Social-emotional competence is an important contributor to many areas of children's development. Parenting styles are known to influence social-emotional competence, but the extent of this influence has received little attention among researchers in Nigeria. This study examines the range of parenting styles that are in practice in Nigeria and the effects of socio-economic status on parenting styles. It then examines the influence of parenting styles on social-emotional competence. To achieve these aims, 100 parents of children from five schools in Abuja, Nigeria were asked to complete the Parenting Style Dimension Questionnaire. Five teachers, each from one of the five schools also completed Strength and Difficulties Questionnaire for 25 children of ages between 4 and 5yrs. Correlation analysis and linear regression models were used for the analysis of parenting styles and social-emotional competence. The results show that the authoritative parenting style is predominantly used, followed by authoritarian and permissive parenting styles. Mixed-parenting style was also identified. Findings of this study show no significant relationship between parental level of education and parenting style, but they identify a definite relationship between occupational status and parenting style. The results also show that parenting styles are significantly related to some of the domains of social-emotional competence. Authoritative, authoritarian and extreme permissive parenting styles are related to pro-social behaviour. Authoritative, permissive, authoritative-permissive are related to hyperactivity behaviour. The results indicate that parenting styles have an influence on some of the domains of social-emotional competence. These findings also continue to lend support to the suggestion that authoritarian parenting may have different implications for Nigeria children compared to those from the western culture. This simply implies that culture plays a vital role in styles of parenting, which in turn affects social-emotional competence.
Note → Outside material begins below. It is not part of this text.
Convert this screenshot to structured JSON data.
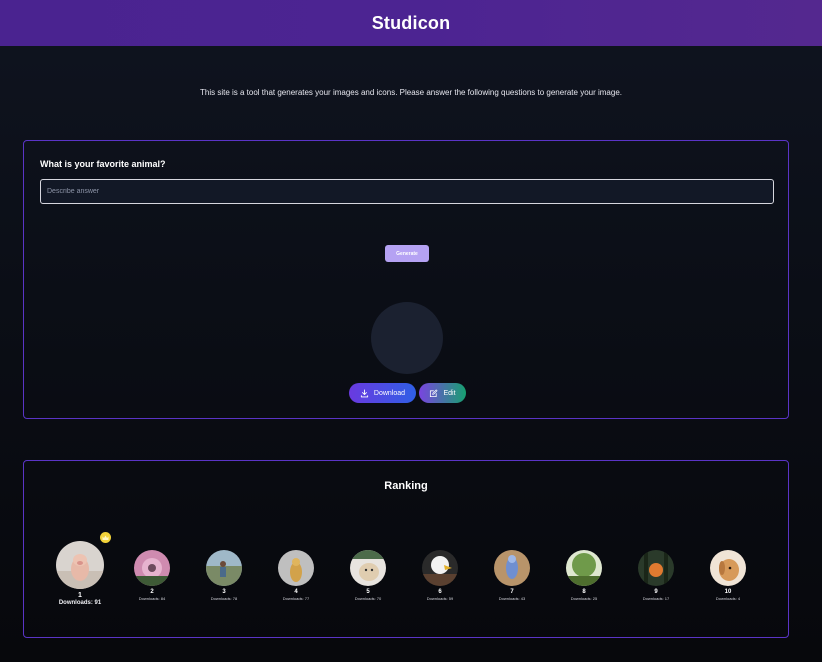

Implications and directions for future research on the study of parenting styles and social-emotional competence are discussed.
|Date of Award||22 Oct 2015|
- University Of Strathclyde
|Supervisor||Helen Marwick (Supervisor) & Geri Smyth (Supervisor)|